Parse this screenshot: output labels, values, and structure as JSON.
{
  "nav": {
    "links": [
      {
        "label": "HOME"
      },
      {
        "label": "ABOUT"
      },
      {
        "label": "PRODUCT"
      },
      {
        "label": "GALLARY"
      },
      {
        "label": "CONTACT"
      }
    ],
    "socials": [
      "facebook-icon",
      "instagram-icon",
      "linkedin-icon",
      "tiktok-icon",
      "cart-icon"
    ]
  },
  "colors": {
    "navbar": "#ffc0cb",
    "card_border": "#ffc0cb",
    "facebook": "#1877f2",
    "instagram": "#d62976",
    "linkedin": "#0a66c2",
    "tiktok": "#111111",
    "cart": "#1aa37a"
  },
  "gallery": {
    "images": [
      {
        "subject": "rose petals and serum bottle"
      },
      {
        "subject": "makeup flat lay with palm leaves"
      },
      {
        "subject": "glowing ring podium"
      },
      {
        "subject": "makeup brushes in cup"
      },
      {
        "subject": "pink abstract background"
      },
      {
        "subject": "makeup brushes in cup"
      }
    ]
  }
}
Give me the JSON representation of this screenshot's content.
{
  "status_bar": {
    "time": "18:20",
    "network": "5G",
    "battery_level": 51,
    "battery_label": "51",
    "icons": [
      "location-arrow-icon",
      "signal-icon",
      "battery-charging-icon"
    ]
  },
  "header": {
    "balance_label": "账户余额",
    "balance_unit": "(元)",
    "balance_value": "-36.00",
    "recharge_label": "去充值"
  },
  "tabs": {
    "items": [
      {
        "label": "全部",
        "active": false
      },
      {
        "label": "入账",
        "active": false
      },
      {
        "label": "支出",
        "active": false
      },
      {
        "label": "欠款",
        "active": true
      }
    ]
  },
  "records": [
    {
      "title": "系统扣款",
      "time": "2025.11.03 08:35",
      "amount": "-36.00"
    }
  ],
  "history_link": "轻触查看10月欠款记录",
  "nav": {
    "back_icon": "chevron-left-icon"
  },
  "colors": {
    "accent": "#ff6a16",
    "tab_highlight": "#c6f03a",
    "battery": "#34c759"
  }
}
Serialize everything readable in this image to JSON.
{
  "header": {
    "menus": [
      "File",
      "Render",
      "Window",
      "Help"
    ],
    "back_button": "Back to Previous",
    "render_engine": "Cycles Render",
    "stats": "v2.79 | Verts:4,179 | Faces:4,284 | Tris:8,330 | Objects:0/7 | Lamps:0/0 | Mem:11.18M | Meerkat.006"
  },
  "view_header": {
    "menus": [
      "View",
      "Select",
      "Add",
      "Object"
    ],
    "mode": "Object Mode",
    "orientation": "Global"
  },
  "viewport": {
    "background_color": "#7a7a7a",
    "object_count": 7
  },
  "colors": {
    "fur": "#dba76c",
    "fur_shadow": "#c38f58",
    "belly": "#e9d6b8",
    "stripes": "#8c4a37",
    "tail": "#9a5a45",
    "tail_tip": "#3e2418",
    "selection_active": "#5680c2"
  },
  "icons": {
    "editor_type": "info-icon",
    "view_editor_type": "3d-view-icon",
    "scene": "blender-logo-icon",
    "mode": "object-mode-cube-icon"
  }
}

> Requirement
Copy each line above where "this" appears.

> Written response
Parse this screenshot: output labels, values, and structure as JSON.
Give me the JSON representation of this screenshot's content.
Serialize everything readable in this image to JSON.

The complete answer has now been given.